According to general practitioner Dr Leslie Walwyn, “being overweight carries along risk factors”, and people who are obese often develop end-stage kidney disease which is when the kidneys can no longer function.
“Caribbean people all ‘know’ how to eat and they don’t think they need a dietitian or nutritionist but yet still about 50 per cent of us are obese in the region and for the first time in history, our children are fatter than what we are as adults, so it’s a very scary thing,” Dr Walwyn said.
She noted that kidney disease is life altering and is very traumatic to the patient because the symptoms are serious.
“The thing with kidney disease is that when these conditions are affecting us they don’t affect one kidney and then the next; they are damaging both kidneys simultaneously,” the medical professional said.
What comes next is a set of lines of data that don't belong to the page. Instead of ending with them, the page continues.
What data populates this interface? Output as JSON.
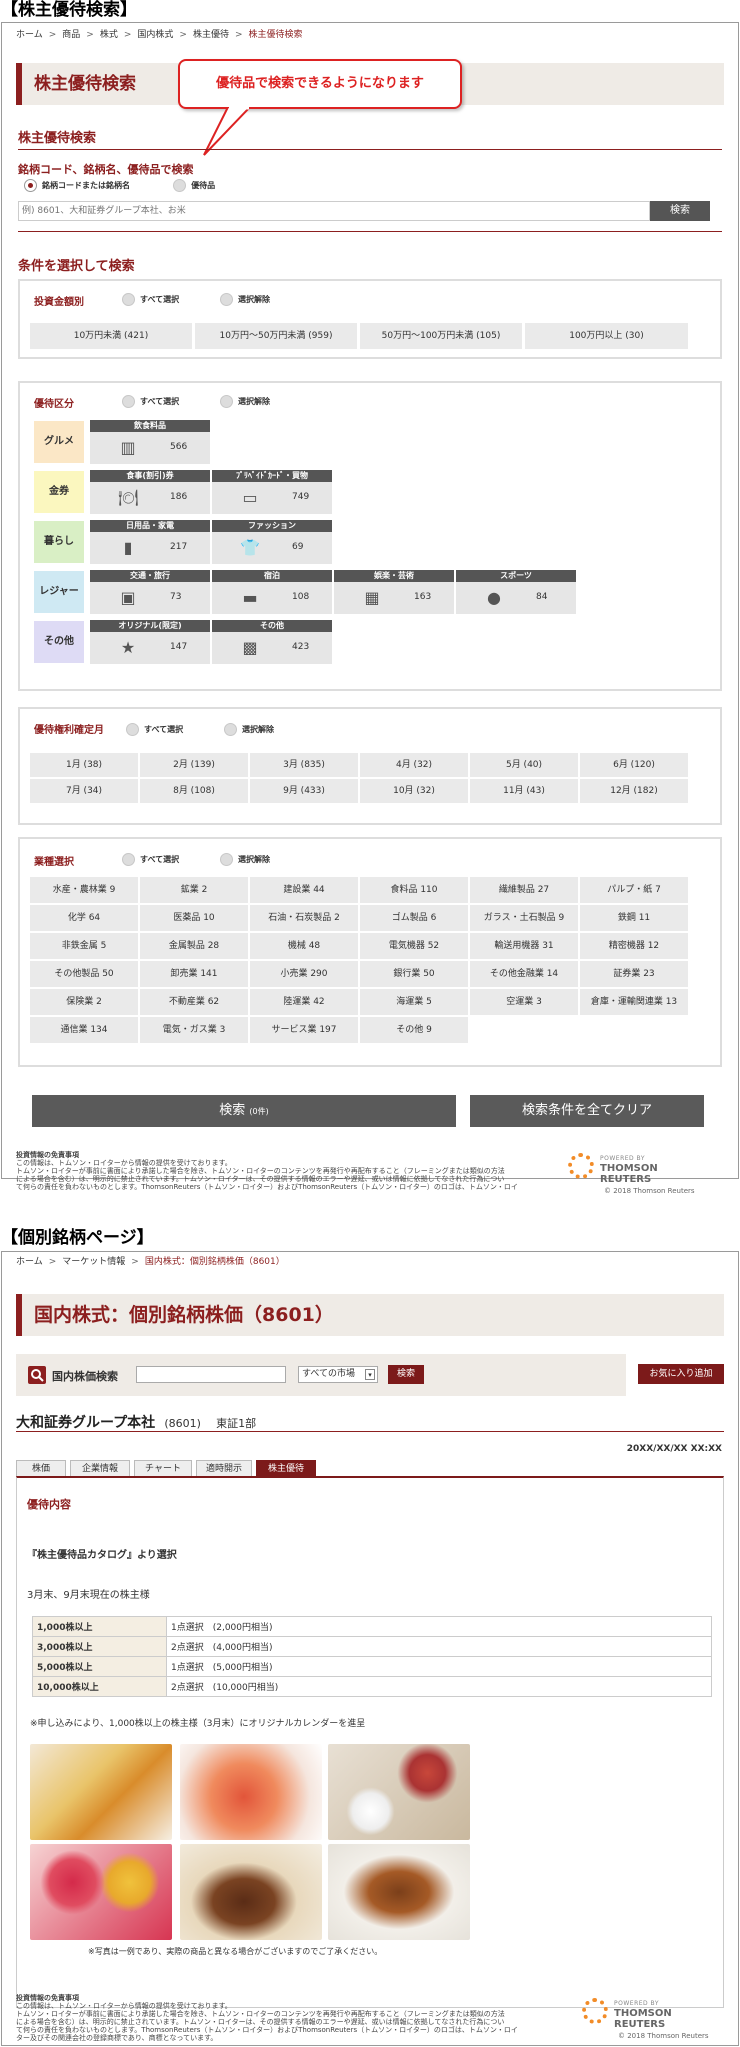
{
  "section1_label": "【株主優待検索】",
  "section2_label": "【個別銘柄ページ】",
  "breadcrumb1": {
    "home": "ホーム",
    "items": [
      "商品",
      "株式",
      "国内株式",
      "株主優待"
    ],
    "current": "株主優待検索",
    "sep": ">"
  },
  "page_title1": "株主優待検索",
  "callout": "優待品で検索できるようになります",
  "search_heading": "株主優待検索",
  "search_subheading": "銘柄コード、銘柄名、優待品で検索",
  "radio_code": "銘柄コードまたは銘柄名",
  "radio_gift": "優待品",
  "search_placeholder": "例) 8601、大和証券グループ本社、お米",
  "search_button": "検索",
  "cond_heading": "条件を選択して検索",
  "select_all": "すべて選択",
  "deselect": "選択解除",
  "invest": {
    "title": "投資金額別",
    "cells": [
      "10万円未満 (421)",
      "10万円〜50万円未満 (959)",
      "50万円〜100万円未満 (105)",
      "100万円以上 (30)"
    ]
  },
  "yutai": {
    "title": "優待区分",
    "categories": [
      {
        "name": "グルメ",
        "color": "#fbe7c6",
        "items": [
          {
            "label": "飲食料品",
            "count": "566",
            "icon": "food-icon"
          }
        ]
      },
      {
        "name": "金券",
        "color": "#fbf7bf",
        "items": [
          {
            "label": "食事(割引)券",
            "count": "186",
            "icon": "meal-icon"
          },
          {
            "label": "ﾌﾟﾘﾍﾟｲﾄﾞｶｰﾄﾞ・買物",
            "count": "749",
            "icon": "card-icon"
          }
        ]
      },
      {
        "name": "暮らし",
        "color": "#d9efc5",
        "items": [
          {
            "label": "日用品・家電",
            "count": "217",
            "icon": "daily-icon"
          },
          {
            "label": "ファッション",
            "count": "69",
            "icon": "shirt-icon"
          }
        ]
      },
      {
        "name": "レジャー",
        "color": "#cfe9f3",
        "items": [
          {
            "label": "交通・旅行",
            "count": "73",
            "icon": "luggage-icon"
          },
          {
            "label": "宿泊",
            "count": "108",
            "icon": "bed-icon"
          },
          {
            "label": "娯楽・芸術",
            "count": "163",
            "icon": "film-icon"
          },
          {
            "label": "スポーツ",
            "count": "84",
            "icon": "ball-icon"
          }
        ]
      },
      {
        "name": "その他",
        "color": "#dedbf5",
        "items": [
          {
            "label": "オリジナル(限定)",
            "count": "147",
            "icon": "star-icon"
          },
          {
            "label": "その他",
            "count": "423",
            "icon": "gift-icon"
          }
        ]
      }
    ]
  },
  "month": {
    "title": "優待権利確定月",
    "cells": [
      "1月 (38)",
      "2月 (139)",
      "3月 (835)",
      "4月 (32)",
      "5月 (40)",
      "6月 (120)",
      "7月 (34)",
      "8月 (108)",
      "9月 (433)",
      "10月 (32)",
      "11月 (43)",
      "12月 (182)"
    ]
  },
  "industry": {
    "title": "業種選択",
    "cells": [
      "水産・農林業 9",
      "鉱業 2",
      "建設業 44",
      "食料品 110",
      "繊維製品 27",
      "パルプ・紙 7",
      "化学 64",
      "医薬品 10",
      "石油・石炭製品 2",
      "ゴム製品 6",
      "ガラス・土石製品 9",
      "鉄鋼 11",
      "非鉄金属 5",
      "金属製品 28",
      "機械 48",
      "電気機器 52",
      "輸送用機器 31",
      "精密機器 12",
      "その他製品 50",
      "卸売業 141",
      "小売業 290",
      "銀行業 50",
      "その他金融業 14",
      "証券業 23",
      "保険業 2",
      "不動産業 62",
      "陸運業 42",
      "海運業 5",
      "空運業 3",
      "倉庫・運輸関連業 13",
      "通信業 134",
      "電気・ガス業 3",
      "サービス業 197",
      "その他 9"
    ]
  },
  "btn_search": "検索",
  "btn_search_count": "(0件)",
  "btn_clear": "検索条件を全てクリア",
  "disclaimer_title": "投資情報の免責事項",
  "disclaimer_lines": [
    "この情報は、トムソン・ロイターから情報の提供を受けております。",
    "トムソン・ロイターが事前に書面により承諾した場合を除き、トムソン・ロイターのコンテンツを再発行や再配布すること（フレーミングまたは類似の方法",
    "による場合を含む）は、明示的に禁止されています。トムソン・ロイターは、その提供する情報のエラーや遅延、或いは情報に依拠してなされた行為につい",
    "て何らの責任を負わないものとします。ThomsonReuters（トムソン・ロイター）およびThomsonReuters（トムソン・ロイター）のロゴは、トムソン・ロイ",
    "ター及びその関連会社の登録商標であり、商標となっています。"
  ],
  "tr_powered": "POWERED BY",
  "tr_name": "THOMSON REUTERS",
  "tr_copy": "© 2018 Thomson Reuters",
  "breadcrumb2": {
    "home": "ホーム",
    "items": [
      "マーケット情報"
    ],
    "current": "国内株式：個別銘柄株価（8601）"
  },
  "page_title2": "国内株式：個別銘柄株価（8601）",
  "stock_search_label": "国内株価検索",
  "market_select": "すべての市場",
  "stock_search_btn": "検索",
  "fav_btn": "お気に入り追加",
  "company_name": "大和証券グループ本社",
  "company_code": "(8601)",
  "company_market": "東証1部",
  "datetime": "20XX/XX/XX XX:XX",
  "tabs": [
    "株価",
    "企業情報",
    "チャート",
    "適時開示",
    "株主優待"
  ],
  "yutai_heading": "優待内容",
  "catalog_line": "『株主優待品カタログ』より選択",
  "holder_line": "3月末、9月末現在の株主様",
  "benefit_rows": [
    {
      "k": "1,000株以上",
      "v": "1点選択　(2,000円相当)"
    },
    {
      "k": "3,000株以上",
      "v": "2点選択　(4,000円相当)"
    },
    {
      "k": "5,000株以上",
      "v": "1点選択　(5,000円相当)"
    },
    {
      "k": "10,000株以上",
      "v": "2点選択　(10,000円相当)"
    }
  ],
  "note_line": "※申し込みにより、1,000株以上の株主様（3月末）にオリジナルカレンダーを進呈",
  "photo_note": "※写真は一例であり、実際の商品と異なる場合がございますのでご了承ください。",
  "accent": "#8c1f1f"
}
The doctor said that in order to survive, the kidney disease patient has to undergo a very labourious and expensive procedure – dialysis – three or four times a week.
Dialysis is a process for removing waste and excess water from the blood and is used primarily as an artificial replacement for lost kidney function in people with kidney disease.
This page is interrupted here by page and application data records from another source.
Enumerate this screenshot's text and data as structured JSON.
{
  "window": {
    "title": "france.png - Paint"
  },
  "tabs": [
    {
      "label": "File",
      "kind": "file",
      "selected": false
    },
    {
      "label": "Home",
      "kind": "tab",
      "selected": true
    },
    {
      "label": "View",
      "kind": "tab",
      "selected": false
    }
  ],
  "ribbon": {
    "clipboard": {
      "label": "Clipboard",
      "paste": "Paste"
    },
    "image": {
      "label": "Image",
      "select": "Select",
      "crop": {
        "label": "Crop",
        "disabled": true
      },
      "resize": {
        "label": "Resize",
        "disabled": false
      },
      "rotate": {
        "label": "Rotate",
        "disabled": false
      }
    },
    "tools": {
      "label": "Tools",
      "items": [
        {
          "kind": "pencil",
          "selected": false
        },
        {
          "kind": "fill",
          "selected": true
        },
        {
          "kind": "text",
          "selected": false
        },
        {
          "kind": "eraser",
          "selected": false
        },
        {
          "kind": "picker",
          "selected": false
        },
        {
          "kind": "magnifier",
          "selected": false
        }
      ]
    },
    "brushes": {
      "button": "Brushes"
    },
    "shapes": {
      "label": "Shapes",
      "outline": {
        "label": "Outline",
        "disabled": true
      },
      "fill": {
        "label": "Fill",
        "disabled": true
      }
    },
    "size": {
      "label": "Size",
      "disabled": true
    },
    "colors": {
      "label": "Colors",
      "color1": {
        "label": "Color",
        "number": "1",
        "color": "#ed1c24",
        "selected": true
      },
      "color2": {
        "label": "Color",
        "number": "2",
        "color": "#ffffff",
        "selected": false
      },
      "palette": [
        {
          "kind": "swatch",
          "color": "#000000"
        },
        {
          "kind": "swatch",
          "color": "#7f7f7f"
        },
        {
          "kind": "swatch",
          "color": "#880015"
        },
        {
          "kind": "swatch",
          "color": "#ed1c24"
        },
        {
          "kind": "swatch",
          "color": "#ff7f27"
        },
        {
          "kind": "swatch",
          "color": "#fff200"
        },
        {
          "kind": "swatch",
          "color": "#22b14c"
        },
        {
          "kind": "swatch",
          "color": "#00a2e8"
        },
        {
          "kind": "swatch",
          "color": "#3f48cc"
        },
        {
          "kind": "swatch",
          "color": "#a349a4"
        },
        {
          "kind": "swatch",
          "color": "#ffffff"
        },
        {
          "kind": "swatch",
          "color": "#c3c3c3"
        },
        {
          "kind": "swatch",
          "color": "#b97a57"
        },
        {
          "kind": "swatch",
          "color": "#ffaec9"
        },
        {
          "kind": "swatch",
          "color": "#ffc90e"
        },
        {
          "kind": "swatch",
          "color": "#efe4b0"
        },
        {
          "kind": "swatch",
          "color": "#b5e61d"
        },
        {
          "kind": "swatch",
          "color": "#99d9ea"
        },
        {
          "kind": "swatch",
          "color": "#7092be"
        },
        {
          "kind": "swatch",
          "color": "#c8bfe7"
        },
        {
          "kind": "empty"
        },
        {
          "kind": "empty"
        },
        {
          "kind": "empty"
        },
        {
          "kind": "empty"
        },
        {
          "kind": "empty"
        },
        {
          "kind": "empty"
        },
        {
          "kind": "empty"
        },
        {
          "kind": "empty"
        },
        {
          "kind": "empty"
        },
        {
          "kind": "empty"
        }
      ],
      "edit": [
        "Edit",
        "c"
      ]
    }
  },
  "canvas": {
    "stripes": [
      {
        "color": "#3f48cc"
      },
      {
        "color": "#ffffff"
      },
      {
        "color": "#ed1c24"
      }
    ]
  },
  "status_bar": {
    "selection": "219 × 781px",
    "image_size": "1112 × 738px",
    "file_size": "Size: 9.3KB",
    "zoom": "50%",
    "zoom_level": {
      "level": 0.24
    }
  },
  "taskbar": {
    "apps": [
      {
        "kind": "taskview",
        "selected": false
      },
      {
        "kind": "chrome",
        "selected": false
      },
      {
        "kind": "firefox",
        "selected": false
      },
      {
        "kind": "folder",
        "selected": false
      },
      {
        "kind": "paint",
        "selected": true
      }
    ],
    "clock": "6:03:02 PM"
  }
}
Similarly, Samantha Moitt, a registered nutritionist, said that while obesity is preventable and treatable, reversing chronic kidney disease will require concerted efforts, not just from medical providers, but from the entire society.
The two professionals were panellists on OBSERVER AM yesterday to mark World Kidney Day, which was being observed under the theme Kidney Disease and Obesity.
More in today’s Daily Observer.